But many others he's talked to remain hesitant about the change. Customers of all ages, he said, say they rely on the bags for all sorts of things, such as lining their kitchen trash cans. They can't understand why they'll have to buy trash bags instead of using the free plastic grocery bags.
Some customers have even taken to hoarding plastic grocery bags, he said. "They're saving them for after the first of the year."
SAN JOSE'S ORDINANCE
Prohibits single-use carryout plastic bags provided at checkout by all retail businesses starting Jan. 1. Restaurants and nonprofits are exempt.
Stores may sell paper bags made of at least 40 percent post-consumer recycled content for a minimum price of 10 cents for each bag; the price increases to 25 cents after December 31, 2013.
Allows "protective" plastic or paper bags, without handles, for items such as meat, fresh produce, prepared food and prescription medication.
Customers purchasing food with WIC and CalFresh food stamps can get free recycled content paper bag at checkout until December 31, 2013.
Penalties for noncompliance include warning notices and fines of up to $1,000 per day.
Source: City of San Jose
Re-USABLE BAG TIPS
Keep re-usable bags by the door, in your car, or near your car keys.
Keep foldable bags in pockets, backpacks, or your purse.
Keep bags clean by washing cloth bags, or wiping bags with a sponge and mild soap.
For additional information, visit www.sjrecycles.org/bags or call (408) 534-BYOB (2962) cq or e-mail Bring-ur-Bag@sanjoseca.gov.
Source: City of San Jose
PLASTIC BAG ACTIONS IN Santa Clara County
Milpitas: The City Council continues to discuss an ordinance like San Jose's.
Mountain View: Still reviewing alternatives.
Palo Alto: Ordinance covers large grocery stores only and does not cover paper bags. The city is considering broader store coverage and paper bag regulation.
Santa Clara County: Similar ban to San Jose's starts Jan. 1 for about 50 to 60 retail stores located in the unincorporated areas of the county. Retailers can charge for recycled paper bags.
Sunnyvale: The city council this month approved a plastic bag ban in large supermarkets and pharmacies greater than 10,000 square feet, other large retailers and other food and beverage stores.
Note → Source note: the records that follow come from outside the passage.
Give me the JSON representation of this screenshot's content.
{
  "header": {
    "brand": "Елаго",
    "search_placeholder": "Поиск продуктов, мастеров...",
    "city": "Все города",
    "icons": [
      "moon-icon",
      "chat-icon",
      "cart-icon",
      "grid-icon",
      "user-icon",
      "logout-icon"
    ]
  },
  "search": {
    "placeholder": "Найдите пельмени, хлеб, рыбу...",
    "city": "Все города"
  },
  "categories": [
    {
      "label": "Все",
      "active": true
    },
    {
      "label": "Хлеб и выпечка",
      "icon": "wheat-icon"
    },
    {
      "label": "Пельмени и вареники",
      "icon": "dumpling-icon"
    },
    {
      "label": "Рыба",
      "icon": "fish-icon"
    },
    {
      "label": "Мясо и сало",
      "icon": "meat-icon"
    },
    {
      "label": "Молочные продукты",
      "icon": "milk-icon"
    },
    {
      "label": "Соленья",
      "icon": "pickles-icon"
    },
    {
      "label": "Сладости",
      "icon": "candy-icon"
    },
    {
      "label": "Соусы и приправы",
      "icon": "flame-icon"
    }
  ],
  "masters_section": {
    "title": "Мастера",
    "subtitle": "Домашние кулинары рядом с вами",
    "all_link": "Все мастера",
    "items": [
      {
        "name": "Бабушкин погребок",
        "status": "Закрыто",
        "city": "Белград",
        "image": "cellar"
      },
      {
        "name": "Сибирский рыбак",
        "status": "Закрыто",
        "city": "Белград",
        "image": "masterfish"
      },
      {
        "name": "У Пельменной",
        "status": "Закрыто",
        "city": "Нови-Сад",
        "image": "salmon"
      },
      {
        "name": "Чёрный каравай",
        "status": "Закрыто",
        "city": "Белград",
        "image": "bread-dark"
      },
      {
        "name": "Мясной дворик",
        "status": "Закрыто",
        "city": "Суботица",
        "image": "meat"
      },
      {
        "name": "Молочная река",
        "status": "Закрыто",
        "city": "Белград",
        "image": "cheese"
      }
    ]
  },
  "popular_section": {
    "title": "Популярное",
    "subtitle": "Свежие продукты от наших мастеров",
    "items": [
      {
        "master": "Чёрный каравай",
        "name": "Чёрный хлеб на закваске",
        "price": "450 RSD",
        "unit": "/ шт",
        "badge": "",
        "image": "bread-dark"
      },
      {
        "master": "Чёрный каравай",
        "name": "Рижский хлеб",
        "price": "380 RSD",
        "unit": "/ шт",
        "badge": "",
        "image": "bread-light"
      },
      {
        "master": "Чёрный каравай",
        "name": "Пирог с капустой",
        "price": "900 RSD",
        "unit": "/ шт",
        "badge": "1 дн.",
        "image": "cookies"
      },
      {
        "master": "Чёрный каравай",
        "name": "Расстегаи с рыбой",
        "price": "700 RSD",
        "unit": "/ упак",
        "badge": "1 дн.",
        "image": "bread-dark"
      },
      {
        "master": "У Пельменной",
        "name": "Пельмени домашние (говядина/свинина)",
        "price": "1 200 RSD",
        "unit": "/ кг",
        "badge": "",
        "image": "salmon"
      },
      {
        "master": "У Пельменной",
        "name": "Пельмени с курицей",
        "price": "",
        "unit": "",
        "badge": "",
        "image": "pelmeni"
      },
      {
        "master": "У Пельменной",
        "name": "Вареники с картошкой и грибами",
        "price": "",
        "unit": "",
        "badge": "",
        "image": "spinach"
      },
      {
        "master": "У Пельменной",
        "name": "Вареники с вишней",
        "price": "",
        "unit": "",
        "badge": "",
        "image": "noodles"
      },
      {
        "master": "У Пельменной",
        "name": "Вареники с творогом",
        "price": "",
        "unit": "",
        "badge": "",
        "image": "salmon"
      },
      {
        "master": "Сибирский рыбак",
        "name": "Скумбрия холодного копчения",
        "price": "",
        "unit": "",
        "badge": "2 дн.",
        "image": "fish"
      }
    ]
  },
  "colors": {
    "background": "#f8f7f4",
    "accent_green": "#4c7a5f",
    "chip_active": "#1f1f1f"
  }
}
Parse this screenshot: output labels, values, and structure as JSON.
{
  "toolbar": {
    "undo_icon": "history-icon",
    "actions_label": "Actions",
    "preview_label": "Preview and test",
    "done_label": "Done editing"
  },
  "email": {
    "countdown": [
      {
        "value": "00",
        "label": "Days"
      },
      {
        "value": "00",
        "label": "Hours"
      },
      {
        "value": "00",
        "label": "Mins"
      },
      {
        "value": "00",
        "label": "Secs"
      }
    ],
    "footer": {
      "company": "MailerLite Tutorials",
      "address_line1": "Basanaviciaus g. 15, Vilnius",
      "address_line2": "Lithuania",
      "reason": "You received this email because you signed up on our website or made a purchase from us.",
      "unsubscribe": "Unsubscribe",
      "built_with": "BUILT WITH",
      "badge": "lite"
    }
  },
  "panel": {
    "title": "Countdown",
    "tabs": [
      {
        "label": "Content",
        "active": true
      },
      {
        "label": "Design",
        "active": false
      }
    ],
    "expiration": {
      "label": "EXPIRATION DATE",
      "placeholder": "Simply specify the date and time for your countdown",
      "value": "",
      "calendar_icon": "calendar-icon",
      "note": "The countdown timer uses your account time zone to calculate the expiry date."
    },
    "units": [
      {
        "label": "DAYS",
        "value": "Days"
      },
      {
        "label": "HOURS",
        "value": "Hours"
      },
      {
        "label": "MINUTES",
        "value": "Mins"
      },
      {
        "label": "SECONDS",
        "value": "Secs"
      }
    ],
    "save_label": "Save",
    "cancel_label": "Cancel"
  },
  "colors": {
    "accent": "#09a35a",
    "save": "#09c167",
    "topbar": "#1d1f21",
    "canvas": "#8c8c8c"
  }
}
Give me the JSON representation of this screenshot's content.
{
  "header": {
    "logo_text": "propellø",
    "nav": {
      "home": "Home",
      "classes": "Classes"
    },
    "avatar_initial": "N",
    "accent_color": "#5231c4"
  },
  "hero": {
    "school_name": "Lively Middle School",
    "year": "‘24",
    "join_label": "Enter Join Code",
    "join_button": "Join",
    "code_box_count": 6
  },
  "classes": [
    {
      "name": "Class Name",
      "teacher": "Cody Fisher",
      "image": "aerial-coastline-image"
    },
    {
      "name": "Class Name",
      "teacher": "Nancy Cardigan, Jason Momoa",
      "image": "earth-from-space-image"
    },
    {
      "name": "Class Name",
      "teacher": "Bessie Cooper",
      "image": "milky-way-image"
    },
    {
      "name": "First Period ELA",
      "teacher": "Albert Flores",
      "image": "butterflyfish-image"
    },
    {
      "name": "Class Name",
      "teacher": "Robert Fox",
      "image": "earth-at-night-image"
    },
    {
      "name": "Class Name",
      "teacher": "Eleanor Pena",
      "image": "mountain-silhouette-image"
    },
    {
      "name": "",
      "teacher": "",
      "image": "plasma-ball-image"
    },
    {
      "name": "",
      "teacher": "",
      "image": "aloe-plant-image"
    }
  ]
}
The ban starts in June 2012.
The other cities in the county, including Campbell, Cupertino, Gilroy, Los Altos, Morgan Hill and Santa Clara have either deferred action pending final court decisions related to the California Environmental Quality Act or Proposition 26, and will observe San Jose and Santa Clara County's ordinances, or have decided against banning plastic bags.
San Francisco is considering expanding its ban to the level of San Jose's.
Source: City of San Jose and wire reports